Hanna Baror-Padilla
By Hanna Baror-Padilla
mbg Contributor
Hanna Baror-Padilla is an eco-fashion expert and the founder of Sotela.

The clothing industry is one of the most resource-intensive in the world. In order to keep up with global demand for cheap, trendy fast fashion, many companies are cycling through natural resources, water, and chemical dyes at an alarming rate. They are constantly pumping out clothes in new styles, colors, and cuts—most of which are destined to end up in landfill even after being donated.

You can vote for a more eco-friendly fashion industry by shopping secondhand, buying fewer pieces that are higher in quality, and looking for low-impact, biodegradable fabrics when you can.

Fabrics to avoid if you're trying to lessen your environmental impact.

While there are pluses and minuses to every fabric, these four are considered some of the most damaging to environmental health:


Nylon is a synthetic fabric manufactured using an energy-intensive process that turns petroleum into a type of stretchy plastic. It can be treated with formaldehyde-based residues1 to prevent shrinkage and does not biodegrade, though some companies are working on ways to recycle it into new garments.


Polyester is another petroleum-based fabric that does not easily biodegrade. Tiny beads of microplastics can also shed from synthetic clothing like polyester2 in the washing machine and eventually make their way into our oceans.


Rayon, also known as viscose, is a semi-synthetic fiber made from wood pulp. Though it is extracted from quick-to-grow trees like eucalyptus and beech, the process to turn it into a soft fabric is water- and chemical-intensive.

Conventional cotton

"Even though cotton is a natural, biodegradable fabric, it's often harvested using pesticides, unless it's organic," says Podilla. "Tons and tons of water are also needed to grow enough cotton for one T-shirt."

Eco-friendly fabrics to check out instead.

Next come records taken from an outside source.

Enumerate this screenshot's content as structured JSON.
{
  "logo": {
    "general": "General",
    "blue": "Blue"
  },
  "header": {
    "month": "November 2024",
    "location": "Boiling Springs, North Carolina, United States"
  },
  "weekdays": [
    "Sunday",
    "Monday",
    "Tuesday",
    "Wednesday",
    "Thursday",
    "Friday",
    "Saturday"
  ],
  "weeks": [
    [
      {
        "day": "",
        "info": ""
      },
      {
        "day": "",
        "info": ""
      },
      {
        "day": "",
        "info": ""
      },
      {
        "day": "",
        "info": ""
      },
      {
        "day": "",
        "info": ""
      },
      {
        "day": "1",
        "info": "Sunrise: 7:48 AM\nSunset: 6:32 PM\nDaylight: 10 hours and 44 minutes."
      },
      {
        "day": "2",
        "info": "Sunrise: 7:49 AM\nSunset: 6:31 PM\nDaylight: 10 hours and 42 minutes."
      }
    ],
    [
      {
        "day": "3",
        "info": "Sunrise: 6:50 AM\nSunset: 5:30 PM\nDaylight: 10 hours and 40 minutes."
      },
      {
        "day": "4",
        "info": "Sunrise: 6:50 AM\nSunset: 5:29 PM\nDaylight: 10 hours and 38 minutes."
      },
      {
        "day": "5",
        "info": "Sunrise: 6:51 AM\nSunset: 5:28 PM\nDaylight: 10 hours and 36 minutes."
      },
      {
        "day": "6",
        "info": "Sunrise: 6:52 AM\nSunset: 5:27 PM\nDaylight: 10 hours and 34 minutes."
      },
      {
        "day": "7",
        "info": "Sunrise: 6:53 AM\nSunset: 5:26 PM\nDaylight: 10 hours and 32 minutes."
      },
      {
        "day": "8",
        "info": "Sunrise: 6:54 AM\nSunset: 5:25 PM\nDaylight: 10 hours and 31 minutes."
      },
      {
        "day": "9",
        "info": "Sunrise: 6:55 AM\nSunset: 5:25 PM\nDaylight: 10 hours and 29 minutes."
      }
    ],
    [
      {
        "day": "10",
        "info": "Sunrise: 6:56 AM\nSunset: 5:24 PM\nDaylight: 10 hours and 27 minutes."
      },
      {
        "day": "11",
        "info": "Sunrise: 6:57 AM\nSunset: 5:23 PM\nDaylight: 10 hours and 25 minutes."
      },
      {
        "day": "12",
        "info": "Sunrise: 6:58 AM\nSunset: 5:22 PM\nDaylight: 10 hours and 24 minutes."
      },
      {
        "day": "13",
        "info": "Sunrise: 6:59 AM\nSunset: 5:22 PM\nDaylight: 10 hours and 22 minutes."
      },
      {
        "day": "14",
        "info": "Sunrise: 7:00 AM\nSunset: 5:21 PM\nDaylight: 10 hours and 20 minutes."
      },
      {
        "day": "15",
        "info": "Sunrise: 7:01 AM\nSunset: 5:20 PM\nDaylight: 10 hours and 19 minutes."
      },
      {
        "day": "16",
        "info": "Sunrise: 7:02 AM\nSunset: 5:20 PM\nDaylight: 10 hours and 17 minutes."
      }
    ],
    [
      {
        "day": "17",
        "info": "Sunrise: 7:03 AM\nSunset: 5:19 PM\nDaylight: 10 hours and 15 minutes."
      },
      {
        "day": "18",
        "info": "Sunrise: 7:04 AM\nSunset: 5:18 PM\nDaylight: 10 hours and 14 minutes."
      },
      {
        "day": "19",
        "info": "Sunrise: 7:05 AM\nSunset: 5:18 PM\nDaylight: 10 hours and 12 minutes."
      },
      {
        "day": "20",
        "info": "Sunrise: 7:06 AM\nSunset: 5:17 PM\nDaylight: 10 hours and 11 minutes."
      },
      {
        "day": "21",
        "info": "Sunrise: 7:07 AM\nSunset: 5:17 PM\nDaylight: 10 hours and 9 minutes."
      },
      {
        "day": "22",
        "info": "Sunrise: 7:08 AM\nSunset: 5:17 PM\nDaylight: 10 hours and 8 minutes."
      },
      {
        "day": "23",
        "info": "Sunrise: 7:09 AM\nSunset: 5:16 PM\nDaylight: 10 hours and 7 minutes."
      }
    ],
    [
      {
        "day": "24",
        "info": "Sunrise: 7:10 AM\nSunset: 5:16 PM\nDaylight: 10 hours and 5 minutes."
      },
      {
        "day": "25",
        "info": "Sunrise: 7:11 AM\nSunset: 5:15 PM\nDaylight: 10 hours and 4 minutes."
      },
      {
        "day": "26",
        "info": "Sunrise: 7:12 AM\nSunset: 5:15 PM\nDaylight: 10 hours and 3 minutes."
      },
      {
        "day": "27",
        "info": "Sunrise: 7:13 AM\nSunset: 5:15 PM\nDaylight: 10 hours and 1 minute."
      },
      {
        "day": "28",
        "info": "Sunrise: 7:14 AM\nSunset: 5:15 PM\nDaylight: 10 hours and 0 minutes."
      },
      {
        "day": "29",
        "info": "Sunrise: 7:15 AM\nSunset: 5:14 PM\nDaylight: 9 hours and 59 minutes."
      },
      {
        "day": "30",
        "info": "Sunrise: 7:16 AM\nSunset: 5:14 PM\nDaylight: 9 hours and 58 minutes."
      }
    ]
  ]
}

Pro tip: One of the first ways to determine if a garment is eco-friendly is by touching it and rubbing your fingertips together. If it's made of natural fabrics, you'll find that a little bit of residue travels from the clothes onto your fingers. The next thing you should do is look at the label. Clothing companies are required to disclose the materials in their products, so look out for these safer, greener names.


Tencel is a man-made fabric harvested from the natural cellulose material found in wood pulp. Unlike rayon, though, it's produced using a closed-loop process that recycles water and solvents to make future garments. Depending on the chemicals it is treated with, Tencel is biodegradable.


Modal is a semi-synthetic fiber made of pulp from beechwood trees. It, too, is produced in a closed-loop system that emits fewer harmful byproducts into the environment.


Cupro is a lesser-known soft fabric derived from linter—the fibers that stick to the seeds of a cotton plant after it's been ginned. Once processed, this cotton waste has a similar feel to silk.

Organic cotton

Organic cotton is produced without the use of pesticides or chemicals. Though it requires the same amount of water and labor as its conventional counterpart, organic cotton is biodegradable.

Hanna Baror-Padilla author page.
Hanna Baror-Padilla

Hanna Baror-Padilla is an eco-fashion expert and the founder of Sotela—a responsibly made clothing line.